#### Task details
Your answer should consist of the lines below that hold the word "name".

#### Source information
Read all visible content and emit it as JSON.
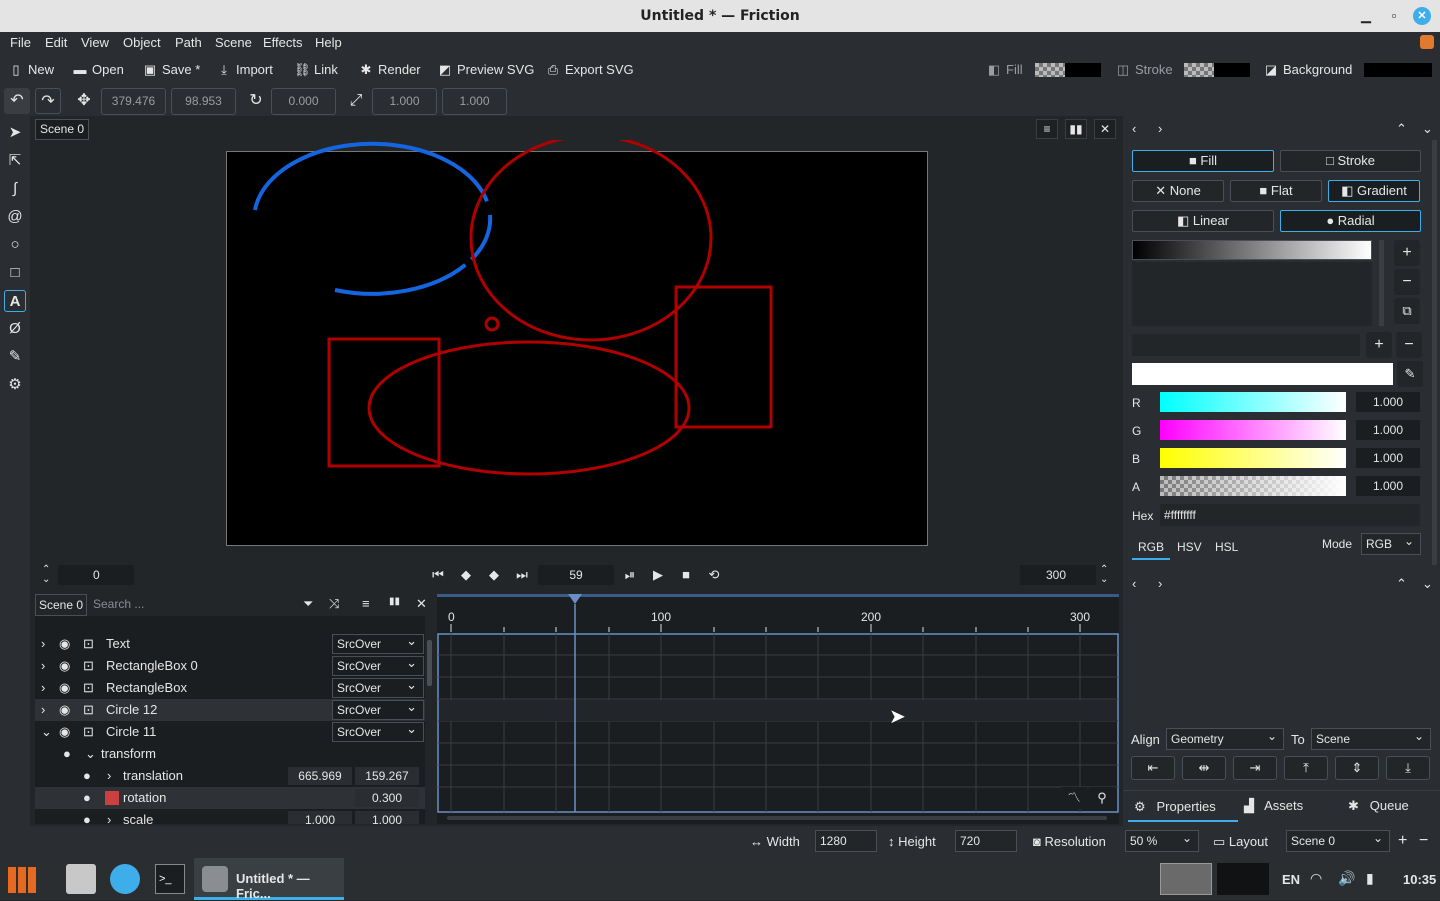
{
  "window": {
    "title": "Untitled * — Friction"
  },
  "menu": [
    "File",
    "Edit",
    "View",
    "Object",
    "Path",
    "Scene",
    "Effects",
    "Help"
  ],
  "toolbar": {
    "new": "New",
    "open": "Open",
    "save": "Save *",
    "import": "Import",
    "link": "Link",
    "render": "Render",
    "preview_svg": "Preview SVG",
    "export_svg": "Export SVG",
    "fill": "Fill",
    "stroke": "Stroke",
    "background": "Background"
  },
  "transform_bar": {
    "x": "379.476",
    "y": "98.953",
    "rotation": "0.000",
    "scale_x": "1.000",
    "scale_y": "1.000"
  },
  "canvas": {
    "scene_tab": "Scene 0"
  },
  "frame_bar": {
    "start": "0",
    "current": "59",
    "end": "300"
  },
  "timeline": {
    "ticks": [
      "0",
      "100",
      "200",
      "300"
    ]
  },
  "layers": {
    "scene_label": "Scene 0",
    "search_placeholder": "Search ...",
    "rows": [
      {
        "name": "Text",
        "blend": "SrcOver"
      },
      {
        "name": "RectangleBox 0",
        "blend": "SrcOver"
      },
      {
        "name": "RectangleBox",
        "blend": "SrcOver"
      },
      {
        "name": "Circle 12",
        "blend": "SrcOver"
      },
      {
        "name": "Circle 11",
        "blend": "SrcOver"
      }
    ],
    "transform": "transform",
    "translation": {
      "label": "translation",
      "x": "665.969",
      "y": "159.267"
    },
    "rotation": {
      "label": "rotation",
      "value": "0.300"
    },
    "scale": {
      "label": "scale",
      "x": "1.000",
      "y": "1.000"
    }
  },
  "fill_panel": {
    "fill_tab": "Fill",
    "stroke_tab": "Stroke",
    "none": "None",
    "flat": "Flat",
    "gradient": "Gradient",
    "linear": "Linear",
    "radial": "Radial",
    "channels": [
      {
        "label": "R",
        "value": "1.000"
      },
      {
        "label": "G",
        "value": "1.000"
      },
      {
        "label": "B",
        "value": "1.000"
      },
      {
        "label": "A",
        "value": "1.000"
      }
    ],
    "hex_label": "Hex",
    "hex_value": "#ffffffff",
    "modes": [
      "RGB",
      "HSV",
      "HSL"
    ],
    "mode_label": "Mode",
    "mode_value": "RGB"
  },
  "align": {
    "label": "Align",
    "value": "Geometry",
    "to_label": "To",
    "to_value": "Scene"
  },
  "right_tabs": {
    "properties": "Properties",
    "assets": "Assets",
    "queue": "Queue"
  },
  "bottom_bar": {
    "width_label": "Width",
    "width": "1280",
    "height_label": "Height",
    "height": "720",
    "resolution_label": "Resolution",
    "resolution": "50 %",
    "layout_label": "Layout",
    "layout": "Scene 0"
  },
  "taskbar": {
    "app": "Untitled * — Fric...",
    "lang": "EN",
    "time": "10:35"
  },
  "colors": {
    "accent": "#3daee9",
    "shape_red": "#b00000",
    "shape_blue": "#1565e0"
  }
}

#### Exercise response
        "name": "Text",
        "name": "RectangleBox 0",
        "name": "RectangleBox",
        "name": "Circle 12",
        "name": "Circle 11",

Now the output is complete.